In the 8th Century it was home to a Lombard garrison and supported the fortresses in Campione d'Italia, Arogno and Brusino Arsizio. Starting in the 9th Century, the monastery of S. Ambrogio in Milan owned property in Bissone. The parish church of St. Carpoforo, became partly independent in 1474 from the mother church at Riva San Vitale. It became fully independent in 1622, but retained a relationship with the monastery of San Pietro in Ciel d'Oro in Pavia. The Oratory of St. Rocco was built around 1630.
During the Middle Ages, at the site of today's Casa Tencalla, there was a castle. The castle is first mentioned in 1054. On the mountain side surrounded by fortified walls, were the entrance gates to the village. Bissone was the center of the Ghibellines' resistance during the dispute between Milan and Como (1118-1127). Following the French invasion in 1798 and the end of the Old Swiss Confederacy, it became a stronghold of supporters of the Cisalpine Republic. However, on 3 March 1798 it was taken over by Pro-Swiss forces from Lugano.

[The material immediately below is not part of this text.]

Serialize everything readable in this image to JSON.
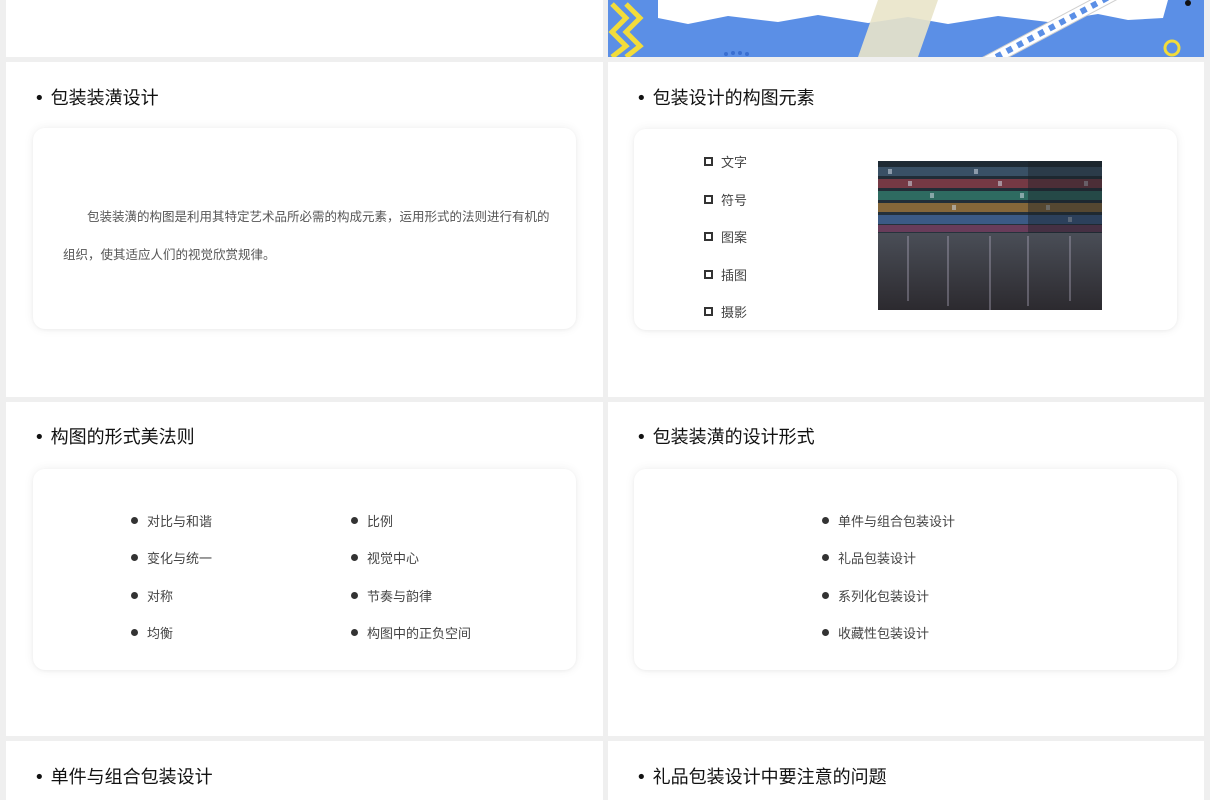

Bissone was the birthplace of the architect Francesco Borromini and home of numerous construction and architecture dynasties such as the Maderno, Gaggini, Tencalla and Garovaglio families. The local economy always relied primarily on fishing and the fish trade. Under the Old Swiss Confederacy, Bissone, Morcote and Melide had a monopoly on selling fish in Lugano. Another source of income was providing ferries across the lake. During the 14th to 17th Centuries a number of large houses with impressive arcades were built for the local merchants. Later, emigration together with wine, olive and hemp cultivation became the major sources of income. With the construction of the Melide causeway, carrying the road (1847) and railway (1874) from Melide, Bissone lost its traditional trade income. Bissone is part of the tourist region on Lake Lugano.